*** Records provided Section Begins ***

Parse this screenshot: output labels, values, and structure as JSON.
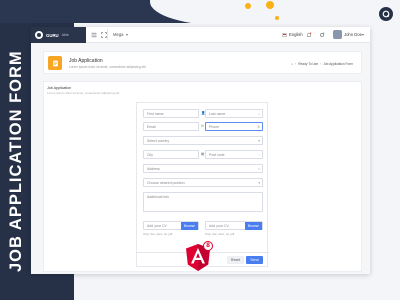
{
  "poster": {
    "vertical_title": "JOB APPLICATION FORM",
    "colors": {
      "navy": "#263148",
      "accent": "#f9b116",
      "angular_red": "#dd0031",
      "primary_blue": "#4a7df0"
    },
    "framework_badge": "8"
  },
  "topbar": {
    "brand_name": "GURU",
    "brand_sub": "Able",
    "menu_label": "Mega",
    "language": "English",
    "user_name": "John Doe",
    "icons": [
      "menu-icon",
      "expand-icon",
      "flag-icon",
      "bell-icon",
      "settings-icon",
      "avatar"
    ]
  },
  "header": {
    "title": "Job Application",
    "description": "Lorem ipsum dolor sit amet, consectetur adipiscing elit",
    "breadcrumbs": [
      "Ready To Use",
      "Job Application Form"
    ]
  },
  "form_card": {
    "title": "Job Application",
    "description": "Lorem ipsum dolor sit amet, consectetur adipiscing elit",
    "fields": {
      "first_name": "First name",
      "last_name": "Last name",
      "email": "Email",
      "phone": "Phone",
      "country": "Select country",
      "city": "City",
      "post_code": "Post code",
      "address": "Address",
      "position": "Choose desired position",
      "additional_info": "Additional info",
      "cv": "Add your CV",
      "cover_letter": "Add your CV"
    },
    "browse_label": "Browse",
    "file_hint": "Only: doc, docx, txt, pdf",
    "buttons": {
      "reset": "Reset",
      "send": "Send"
    }
  }
}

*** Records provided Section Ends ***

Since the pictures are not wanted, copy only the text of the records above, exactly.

§ Answer:
Parse this screenshot: output labels, values, and structure as JSON.
{
  "poster": {
    "vertical_title": "JOB APPLICATION FORM",
    "colors": {
      "navy": "#263148",
      "accent": "#f9b116",
      "angular_red": "#dd0031",
      "primary_blue": "#4a7df0"
    },
    "framework_badge": "8"
  },
  "topbar": {
    "brand_name": "GURU",
    "brand_sub": "Able",
    "menu_label": "Mega",
    "language": "English",
    "user_name": "John Doe",
    "icons": [
      "menu-icon",
      "expand-icon",
      "flag-icon",
      "bell-icon",
      "settings-icon",
      "avatar"
    ]
  },
  "header": {
    "title": "Job Application",
    "description": "Lorem ipsum dolor sit amet, consectetur adipiscing elit",
    "breadcrumbs": [
      "Ready To Use",
      "Job Application Form"
    ]
  },
  "form_card": {
    "title": "Job Application",
    "description": "Lorem ipsum dolor sit amet, consectetur adipiscing elit",
    "fields": {
      "first_name": "First name",
      "last_name": "Last name",
      "email": "Email",
      "phone": "Phone",
      "country": "Select country",
      "city": "City",
      "post_code": "Post code",
      "address": "Address",
      "position": "Choose desired position",
      "additional_info": "Additional info",
      "cv": "Add your CV",
      "cover_letter": "Add your CV"
    },
    "browse_label": "Browse",
    "file_hint": "Only: doc, docx, txt, pdf",
    "buttons": {
      "reset": "Reset",
      "send": "Send"
    }
  }
}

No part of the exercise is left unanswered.